# EXERCISE DETAILS:
Your answer must be an exact copy of the records below, with every picture left out.

# DATA FOR ANALYSIS:

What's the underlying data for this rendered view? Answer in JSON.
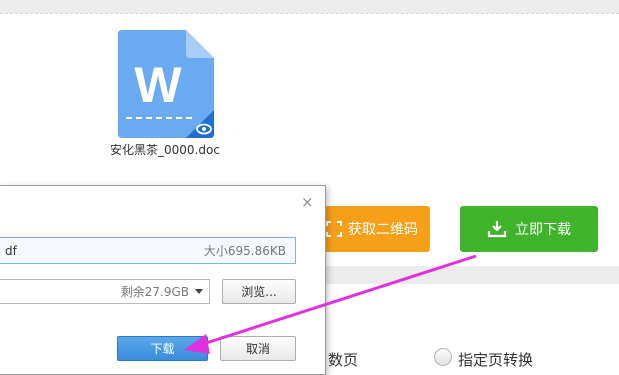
{
  "file": {
    "name": "安化黑茶_0000.doc",
    "icon_letter": "W"
  },
  "actions": {
    "qr_label": "获取二维码",
    "download_label": "立即下载"
  },
  "options": {
    "option1_label": "数页",
    "option2_label": "指定页转换"
  },
  "dialog": {
    "filename_partial": "df",
    "size_text": "大小695.86KB",
    "space_text": "剩余27.9GB",
    "browse_label": "浏览...",
    "download_label": "下载",
    "cancel_label": "取消",
    "close_glyph": "×"
  },
  "colors": {
    "qr_orange": "#f6a01a",
    "download_green": "#3fb42b",
    "word_blue": "#6aaaf0",
    "arrow_magenta": "#e030e0"
  }
}
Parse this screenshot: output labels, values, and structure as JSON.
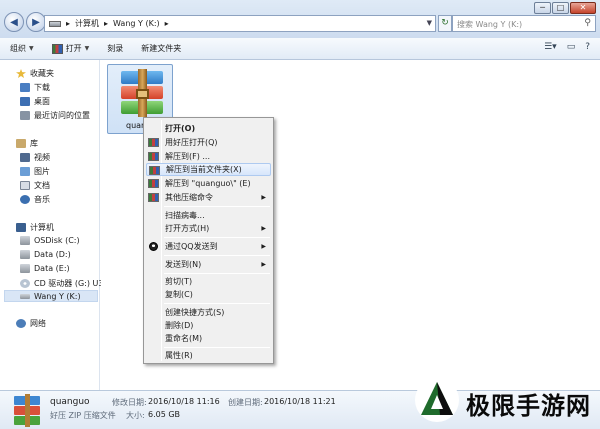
{
  "titlebar": {
    "min": "─",
    "max": "□",
    "close": "✕"
  },
  "nav": {
    "back_icon": "back-arrow-icon",
    "forward_icon": "forward-arrow-icon"
  },
  "address": {
    "sep1": "▸",
    "part1": "计算机",
    "sep2": "▸",
    "part2": "Wang Y (K:)",
    "sep3": "▸"
  },
  "search": {
    "placeholder": "搜索 Wang Y (K:)"
  },
  "toolbar": {
    "organize": "组织",
    "open": "打开",
    "burn": "刻录",
    "new_folder": "新建文件夹"
  },
  "sidebar": {
    "favorites": "收藏夹",
    "downloads": "下载",
    "desktop": "桌面",
    "recent": "最近访问的位置",
    "library": "库",
    "videos": "视频",
    "pictures": "图片",
    "documents": "文档",
    "music": "音乐",
    "computer": "计算机",
    "osdisk": "OSDisk (C:)",
    "data_d": "Data (D:)",
    "data_e": "Data (E:)",
    "cd": "CD 驱动器 (G:) U3",
    "wang": "Wang Y (K:)",
    "network": "网络"
  },
  "file": {
    "name": "quang"
  },
  "context_menu": {
    "open": "打开(O)",
    "open_haozip": "用好压打开(Q)",
    "extract_to": "解压到(F) ...",
    "extract_here": "解压到当前文件夹(X)",
    "extract_folder": "解压到 \"quanguo\\\" (E)",
    "more_commands": "其他压缩命令",
    "scan": "扫描病毒...",
    "open_with": "打开方式(H)",
    "qq_send": "通过QQ发送到",
    "send_to": "发送到(N)",
    "cut": "剪切(T)",
    "copy": "复制(C)",
    "shortcut": "创建快捷方式(S)",
    "delete": "删除(D)",
    "rename": "重命名(M)",
    "properties": "属性(R)",
    "arrow": "▶"
  },
  "details": {
    "name": "quanguo",
    "type": "好压 ZIP 压缩文件",
    "modified_label": "修改日期:",
    "modified": "2016/10/18 11:16",
    "created_label": "创建日期:",
    "created": "2016/10/18 11:21",
    "size_label": "大小:",
    "size": "6.05 GB"
  },
  "watermark": {
    "text": "极限手游网"
  }
}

# SOLUTION FOR THIS PROBLEM:
What's the underlying data for this rendered view? Answer in JSON.
{
  "file": {
    "name": "安化黑茶_0000.doc",
    "icon_letter": "W"
  },
  "actions": {
    "qr_label": "获取二维码",
    "download_label": "立即下载"
  },
  "options": {
    "option1_label": "数页",
    "option2_label": "指定页转换"
  },
  "dialog": {
    "filename_partial": "df",
    "size_text": "大小695.86KB",
    "space_text": "剩余27.9GB",
    "browse_label": "浏览...",
    "download_label": "下载",
    "cancel_label": "取消",
    "close_glyph": "×"
  },
  "colors": {
    "qr_orange": "#f6a01a",
    "download_green": "#3fb42b",
    "word_blue": "#6aaaf0",
    "arrow_magenta": "#e030e0"
  }
}
Parse this screenshot: output labels, values, and structure as JSON.
{
  "titlebar": {
    "min": "─",
    "max": "□",
    "close": "✕"
  },
  "nav": {
    "back_icon": "back-arrow-icon",
    "forward_icon": "forward-arrow-icon"
  },
  "address": {
    "sep1": "▸",
    "part1": "计算机",
    "sep2": "▸",
    "part2": "Wang Y (K:)",
    "sep3": "▸"
  },
  "search": {
    "placeholder": "搜索 Wang Y (K:)"
  },
  "toolbar": {
    "organize": "组织",
    "open": "打开",
    "burn": "刻录",
    "new_folder": "新建文件夹"
  },
  "sidebar": {
    "favorites": "收藏夹",
    "downloads": "下载",
    "desktop": "桌面",
    "recent": "最近访问的位置",
    "library": "库",
    "videos": "视频",
    "pictures": "图片",
    "documents": "文档",
    "music": "音乐",
    "computer": "计算机",
    "osdisk": "OSDisk (C:)",
    "data_d": "Data (D:)",
    "data_e": "Data (E:)",
    "cd": "CD 驱动器 (G:) U3",
    "wang": "Wang Y (K:)",
    "network": "网络"
  },
  "file": {
    "name": "quang"
  },
  "context_menu": {
    "open": "打开(O)",
    "open_haozip": "用好压打开(Q)",
    "extract_to": "解压到(F) ...",
    "extract_here": "解压到当前文件夹(X)",
    "extract_folder": "解压到 \"quanguo\\\" (E)",
    "more_commands": "其他压缩命令",
    "scan": "扫描病毒...",
    "open_with": "打开方式(H)",
    "qq_send": "通过QQ发送到",
    "send_to": "发送到(N)",
    "cut": "剪切(T)",
    "copy": "复制(C)",
    "shortcut": "创建快捷方式(S)",
    "delete": "删除(D)",
    "rename": "重命名(M)",
    "properties": "属性(R)",
    "arrow": "▶"
  },
  "details": {
    "name": "quanguo",
    "type": "好压 ZIP 压缩文件",
    "modified_label": "修改日期:",
    "modified": "2016/10/18 11:16",
    "created_label": "创建日期:",
    "created": "2016/10/18 11:21",
    "size_label": "大小:",
    "size": "6.05 GB"
  },
  "watermark": {
    "text": "极限手游网"
  }
}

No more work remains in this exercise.